Fast and Standardized Skin Grafting of Leg Wounds With a New Technique

Report of 2 Cases and Review of Previous Methods

Nils Hamnerius, MD; Ewa Wallin, RN; Åke Svensson, MD, PhD; Pernilla Stenström, MD, PhD; Tor Svensjö, MD, PhD


ePlasty. 2016;16 

In This Article


This study presents a standardized and fast procedure for preparation of small skin grafts. The grafts, when laid onto an acute wound and a chronic wound, were associated with complete healing of the wounds. Similar and identical grafts have, in animal studies, been shown to reepithelialize full-thickness skin wounds.[16] There are several mechanisms by which transplantation of small skin fragments might exert a positive effect on wound healing. First, graft take by incorporation and revascularization of the transplanted tissues may occur. This is very likely to have happened in our study, based upon the observations of isolated epithelial islands in the grafted wounds. Second, the supply of new cells, such as keratinocytes and fibroblasts, to the wound may, together with the proliferative stimulus of the wound environment, lead to proliferation, differentiation, and migration of the grafted skin. This mechanism is supported by the observation of epithelial islands in the grafted wounds that expanded and coalesced during the healing process in this study. It is also supported by reports that have shown accelerated healing in wounds transplanted with autologous cultured fibroblasts[17] and keratinocytes[18–20] as verified by sequential histologies and identification of the transplanted cells by gene marking. Such studies have concluded that the cells survive and incorporate into the tissues of the healing wound. Third, it is plausible that the grafted skin secrete one or several growth factors into the wound milieu, which are capable of augmenting the healing process. This presumes that the growth factors work in an autocrine and/or paracrine fashion and require that the cells of the transplanted tissues, or native cells in the wound environment, are capable of responding to growth factors or other cytokines released by the skin grafts. Our study could not determine whether such a mechanism was of any significance for the observed healing response, but this view is supported by other studies that have demonstrated accelerated healing of human leg ulcers transplanted with allogenic keratinocytes and fibroblasts.[21,22] Such allogeneic cells are unable to survive in the long term due to incompatibility with the host,[22] although it was initially reported otherwise.[21]

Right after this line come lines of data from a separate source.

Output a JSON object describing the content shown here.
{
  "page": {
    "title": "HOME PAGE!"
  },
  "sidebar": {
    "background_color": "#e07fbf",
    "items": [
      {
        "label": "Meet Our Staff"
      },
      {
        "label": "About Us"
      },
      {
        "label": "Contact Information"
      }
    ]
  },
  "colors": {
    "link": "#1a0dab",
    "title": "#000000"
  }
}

The minced skin technique used in this study is likely to be faster than the commonly used pinch grafting procedure. A direct comparison was however not performed. The STSG harvested in this study is also thinner than a typical pinch graft that often contains a significant portion of dermis. In our experience, a thin STSG donor site heals with minimal cosmetic impairment when evaluated one half to a year postoperatively. Pinch graft donor sites at a similar time point are, on the contrary, often highly visible as depigmented spotty areas exhibiting typical scar tissue.

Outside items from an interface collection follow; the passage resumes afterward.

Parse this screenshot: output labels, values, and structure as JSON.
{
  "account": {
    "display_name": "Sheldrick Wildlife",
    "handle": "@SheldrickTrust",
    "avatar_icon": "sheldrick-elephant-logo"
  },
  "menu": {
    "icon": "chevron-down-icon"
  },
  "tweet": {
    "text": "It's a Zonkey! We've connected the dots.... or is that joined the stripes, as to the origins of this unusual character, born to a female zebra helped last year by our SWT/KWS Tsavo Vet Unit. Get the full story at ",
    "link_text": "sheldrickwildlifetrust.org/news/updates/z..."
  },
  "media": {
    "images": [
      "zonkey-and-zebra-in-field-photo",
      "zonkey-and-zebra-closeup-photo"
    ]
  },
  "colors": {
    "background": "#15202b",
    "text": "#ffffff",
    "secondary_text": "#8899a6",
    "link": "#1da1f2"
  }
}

In comparison with cultured autologous keratinocytes, we see several advantages with the procedure studied herein. First, the tissue is available immediately whereas keratinocytes need typically 3 to 4 weeks of culture to obtain a sufficient amount of cells.[23,24] Second, keratinocyte culturing is very labor-intensive and relies on specialized laboratory equipment and facilities and therefore it is profanely expensive.[25] Finally, keratinocyte grafting is a 2-stage procedure involving harvest of the donor skin necessitating a small surgical procedure and, at a later stage, when the cultures are ready, a transplant procedure must be performed. The advantage with cultured keratinocytes is, however, the virtually unlimited amounts of cells that may be obtained by serial propagation and subculture of the keratinocytes in vitro. For the relatively small wound, this is probably not necessary and it is quite possible that donor site size may be kept low by spreading the minced skin grafts extensively, thereby obtaining a high expansion factor. This remains to be studied in detail.

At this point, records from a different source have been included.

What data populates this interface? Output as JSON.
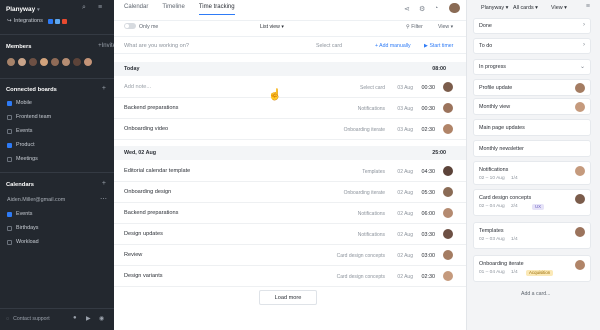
{
  "sidebar": {
    "workspace": "Planyway",
    "integrations": "Integrations",
    "members_label": "Members",
    "invite": "+Invite",
    "connected_label": "Connected boards",
    "boards": [
      {
        "label": "Mobile",
        "checked": true
      },
      {
        "label": "Frontend team",
        "checked": false
      },
      {
        "label": "Events",
        "checked": false
      },
      {
        "label": "Product",
        "checked": true
      },
      {
        "label": "Meetings",
        "checked": false
      }
    ],
    "calendars_label": "Calendars",
    "email": "Aiden.Miller@gmail.com",
    "calendars": [
      {
        "label": "Events",
        "checked": true
      },
      {
        "label": "Birthdays",
        "checked": false
      },
      {
        "label": "Workload",
        "checked": false
      }
    ],
    "contact": "Contact support"
  },
  "tabs": [
    "Calendar",
    "Timeline",
    "Time tracking"
  ],
  "toolbar": {
    "only_me": "Only me",
    "list_view": "List view",
    "filter": "Filter",
    "view": "View"
  },
  "entry": {
    "placeholder": "What are you working on?",
    "select_card": "Select card",
    "add_manually": "+ Add manually",
    "start_timer": "Start timer"
  },
  "groups": [
    {
      "label": "Today",
      "total": "08:00"
    },
    {
      "label": "Wed, 02 Aug",
      "total": "25:00"
    }
  ],
  "rows_today": [
    {
      "name": "Add note...",
      "project": "Select card",
      "date": "03 Aug",
      "time": "00:30",
      "muted": true
    },
    {
      "name": "Backend preparations",
      "project": "Notifications",
      "date": "03 Aug",
      "time": "00:30"
    },
    {
      "name": "Onboarding video",
      "project": "Onboarding iterate",
      "date": "03 Aug",
      "time": "02:30"
    }
  ],
  "rows_wed": [
    {
      "name": "Editorial calendar template",
      "project": "Templates",
      "date": "02 Aug",
      "time": "04:30"
    },
    {
      "name": "Onboarding design",
      "project": "Onboarding iterate",
      "date": "02 Aug",
      "time": "05:30"
    },
    {
      "name": "Backend preparations",
      "project": "Notifications",
      "date": "02 Aug",
      "time": "06:00"
    },
    {
      "name": "Design updates",
      "project": "Notifications",
      "date": "02 Aug",
      "time": "03:30"
    },
    {
      "name": "Review",
      "project": "Card design concepts",
      "date": "02 Aug",
      "time": "03:00"
    },
    {
      "name": "Design variants",
      "project": "Card design concepts",
      "date": "02 Aug",
      "time": "02:30"
    }
  ],
  "load_more": "Load more",
  "right": {
    "workspace": "Planyway",
    "all_cards": "All cards",
    "view": "View",
    "columns": [
      "Done",
      "To do",
      "In progress"
    ],
    "cards": [
      {
        "title": "Profile update"
      },
      {
        "title": "Monthly view"
      },
      {
        "title": "Main page updates"
      },
      {
        "title": "Monthly newsletter"
      },
      {
        "title": "Notifications",
        "meta": "02 – 10 Aug",
        "meta2": "1/4"
      },
      {
        "title": "Card design concepts",
        "meta": "02 – 04 Aug",
        "meta2": "2/4",
        "tag": "UX"
      },
      {
        "title": "Templates",
        "meta": "02 – 03 Aug",
        "meta2": "1/4"
      },
      {
        "title": "Onboarding iterate",
        "meta": "01 – 04 Aug",
        "meta2": "1/4",
        "tag": "Acquisition"
      }
    ],
    "add_card": "Add a card..."
  },
  "colors": {
    "accent": "#2e7bf6",
    "sidebar": "#23282f"
  }
}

Another possible advantage of minced skin grafts is that they also contain a dermal support. The importance of a dermal tissues for the enhancement of transplantation of cultured keratinocytes has previously been stressed,[17,24,26,27] and, if absent, the take rate of keratinocytes is often poor.

In relation to traditional split-thickness skin grafting and meshing,[15] the minced skin technique offers the possibility of greater expansion. Greater expansion will, however, also lead to longer healing times and lower efficiency. We therefore do not believe that the minced skin procedure presented here would exclude traditional grafting, but we may consider it as a first line of treatment in the outpatient clinic as it offers a standardized and easily available treatment option for therapy-resistant skin ulcers.